Place: Sentralen, Oslo, Norway
On the occasion of the Vigeland Jubilee 2019, the Vigeland Museum, in partnership with the Department of Philosophy, Classics, History of Art and Ideas at the University of Oslo, is extending an invitation for a two- day seminar on the evolution of sculpture in the period 1890-1920, with a special focus on Gustav Vigeland and his French contemporaries.

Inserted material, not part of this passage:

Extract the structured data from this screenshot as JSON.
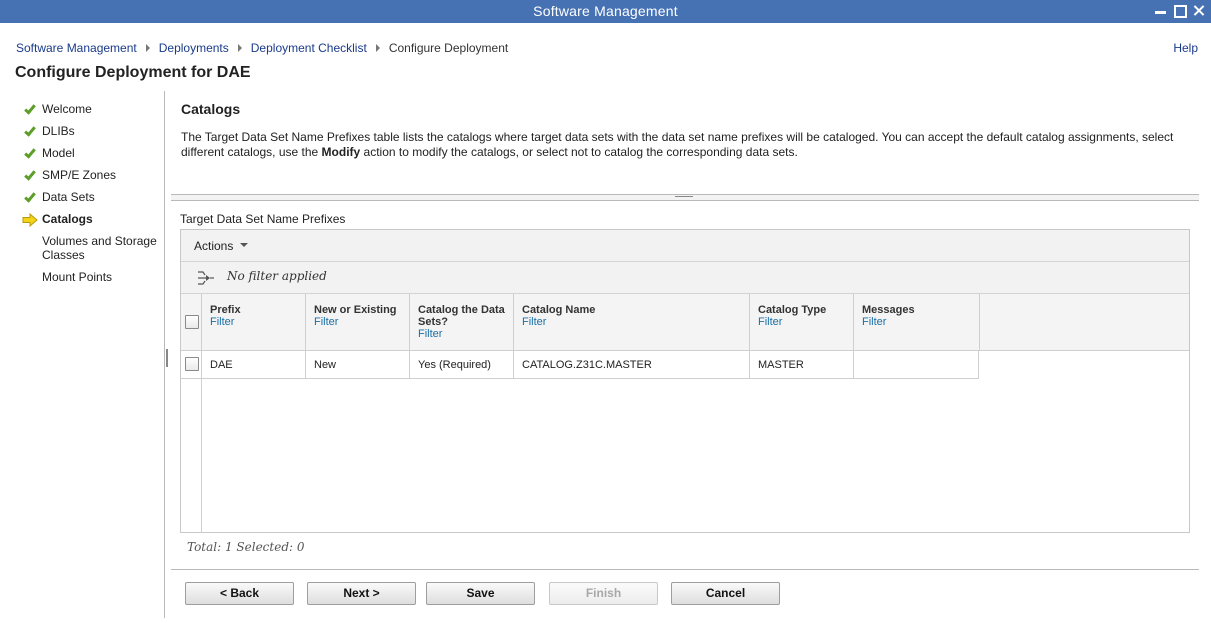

The seminar will be held in conjunction with the Jubilee Exhibition staged in the Vigeland Museum (12 April – 15 September 2019). In the exhibition, Vigeland is presented together with Constantin Meunier (1831-1905), Auguste Rodin (1840-1917), Aristide Maillol (1861-1944) and Antoine Bourdelle (1861-1929). These artists contributed to the evolution of modern sculpture in different ways, while also being of special interest to Vigeland. The purpose of the exhibition is to present the development of Vigeland’s work in an art historical context, thus enriching our understanding of its various aspects. A shift within European sculpture took place towards the end of the 19th Century, comparable to what had happened in the field of painting a few decades earlier. This was mainly a break with the preceding academic tradition, or salon sculpture, where subject matter was commonly related to mythological and allegorical topics and execution was characterized by a delicate flair. In this transitional context, Auguste Rodin is considered the leading figure. His break with the past was not radical, but his extensive experimentation with form and movement was liberating. Another pioneer was the Belgian artist Constantin Meunier. In his realistic representations of workers, one finds a simplification of form and exclusion of details, which points forward. In the early 19th Century, further development went in different directions, but a (gradual or radical) simplification can be said to be a common denominator.

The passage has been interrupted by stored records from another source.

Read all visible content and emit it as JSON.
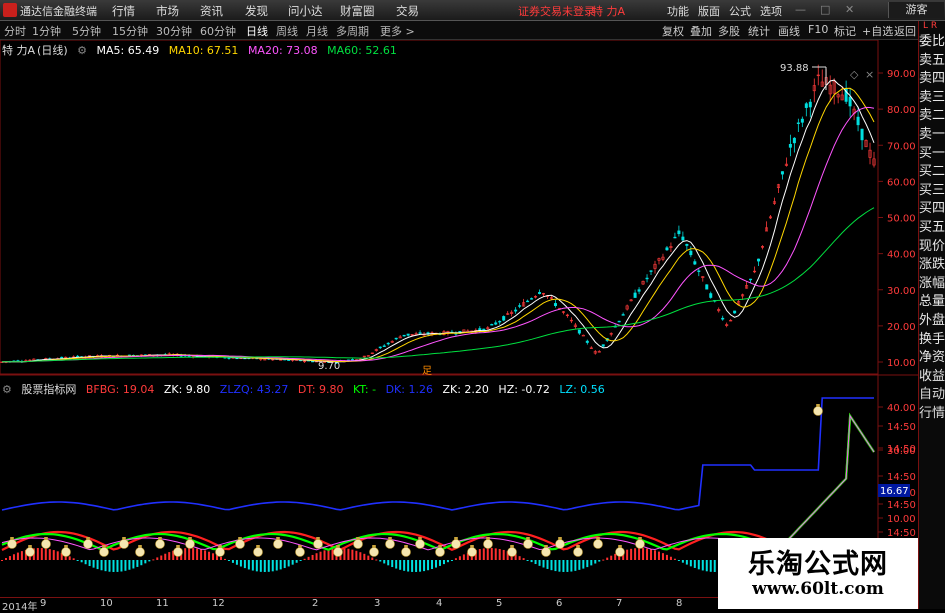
{
  "titlebar": {
    "app_name": "通达信金融终端",
    "menus": [
      "行情",
      "市场",
      "资讯",
      "发现",
      "问小达",
      "财富圈",
      "交易"
    ],
    "login_status": "证券交易未登录",
    "stock_title": "特 力A",
    "right_menus": [
      "功能",
      "版面",
      "公式",
      "选项"
    ],
    "guest": "游客"
  },
  "periodbar": {
    "periods": [
      "分时",
      "1分钟",
      "5分钟",
      "15分钟",
      "30分钟",
      "60分钟",
      "日线",
      "周线",
      "月线",
      "多周期",
      "更多 >"
    ],
    "active": "日线",
    "tools": [
      "复权",
      "叠加",
      "多股",
      "统计",
      "画线",
      "F10",
      "标记",
      "+自选",
      "返回"
    ]
  },
  "main_chart": {
    "stock": "特 力A",
    "period_tag": "(日线)",
    "ma": [
      {
        "label": "MA5: 65.49",
        "color": "#ffffff"
      },
      {
        "label": "MA10: 67.51",
        "color": "#ffd700"
      },
      {
        "label": "MA20: 73.08",
        "color": "#ff55ff"
      },
      {
        "label": "MA60: 52.61",
        "color": "#00e040"
      }
    ],
    "price_axis": [
      "90.00",
      "80.00",
      "70.00",
      "60.00",
      "50.00",
      "40.00",
      "30.00",
      "20.00",
      "10.00"
    ],
    "high_label": "93.88",
    "low_label": "9.70",
    "marker": "足"
  },
  "indicator": {
    "name": "股票指标网",
    "params": [
      {
        "label": "BFBG: 19.04",
        "color": "#ff3b3b"
      },
      {
        "label": "ZK: 9.80",
        "color": "#ffffff"
      },
      {
        "label": "ZLZQ: 43.27",
        "color": "#2030ff"
      },
      {
        "label": "DT: 9.80",
        "color": "#ff3b3b"
      },
      {
        "label": "KT: -",
        "color": "#00ff00"
      },
      {
        "label": "DK: 1.26",
        "color": "#2030ff"
      },
      {
        "label": "ZK: 2.20",
        "color": "#ffffff"
      },
      {
        "label": "HZ: -0.72",
        "color": "#ffffff"
      },
      {
        "label": "LZ: 0.56",
        "color": "#00e0ff"
      }
    ],
    "axis": [
      "40.00",
      "14:50",
      "14:50",
      "30.00",
      "14:50",
      "14:50",
      "14:50",
      "10.00",
      "14:50"
    ],
    "current_value": "16.67"
  },
  "right_panel": {
    "top_label": "L R",
    "items": [
      "委比",
      "卖五",
      "卖四",
      "卖三",
      "卖二",
      "卖一",
      "买一",
      "买二",
      "买三",
      "买四",
      "买五",
      "现价",
      "涨跌",
      "涨幅",
      "总量",
      "外盘",
      "换手",
      "净资",
      "收益",
      "自动",
      "行情"
    ]
  },
  "time_axis": [
    "2014年",
    "9",
    "10",
    "11",
    "12",
    "2",
    "3",
    "4",
    "5",
    "6",
    "7",
    "8"
  ],
  "watermark": {
    "title": "乐淘公式网",
    "url": "www.60lt.com"
  }
}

The seminar will shed light on the various aspects of this development. What was the impact of Greek (Archaic and Classical), Egyptian and so-ˇcalled Primitive art in this context? What formal and topical considerations engaged the artists? In what way were they influenced by current ideologies and changes in society? What characterizes the monumental sculpture of the period – and the new monuments? How did sculpture become an international concern in this period?
Submission of papers

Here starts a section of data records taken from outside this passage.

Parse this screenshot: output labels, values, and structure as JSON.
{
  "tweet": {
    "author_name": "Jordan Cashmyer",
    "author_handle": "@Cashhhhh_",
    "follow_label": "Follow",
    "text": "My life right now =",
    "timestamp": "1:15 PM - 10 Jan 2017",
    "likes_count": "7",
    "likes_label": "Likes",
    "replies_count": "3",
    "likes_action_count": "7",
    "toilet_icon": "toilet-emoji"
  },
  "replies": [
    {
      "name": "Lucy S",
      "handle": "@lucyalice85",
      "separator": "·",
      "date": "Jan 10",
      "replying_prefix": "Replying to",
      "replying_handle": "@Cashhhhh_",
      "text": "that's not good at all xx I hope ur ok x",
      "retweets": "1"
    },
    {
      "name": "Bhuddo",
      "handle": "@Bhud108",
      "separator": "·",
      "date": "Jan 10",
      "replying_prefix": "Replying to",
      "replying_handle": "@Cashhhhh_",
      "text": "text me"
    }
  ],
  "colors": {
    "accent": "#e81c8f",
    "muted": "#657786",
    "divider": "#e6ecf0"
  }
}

We want papers to explore individual practices, networks, theoretical perspectives and ideologies. Contributions that shed light on the period from a social and philosophical perspective are welcome.
Proposals should contain:
a) a 300-word summary
b) academic CV
c) contact information
Presentations are 20 minutes, followed by a discussion.
Proposals should be sent to both email@example.com and firstname.lastname@example.org
by 1 March 2019.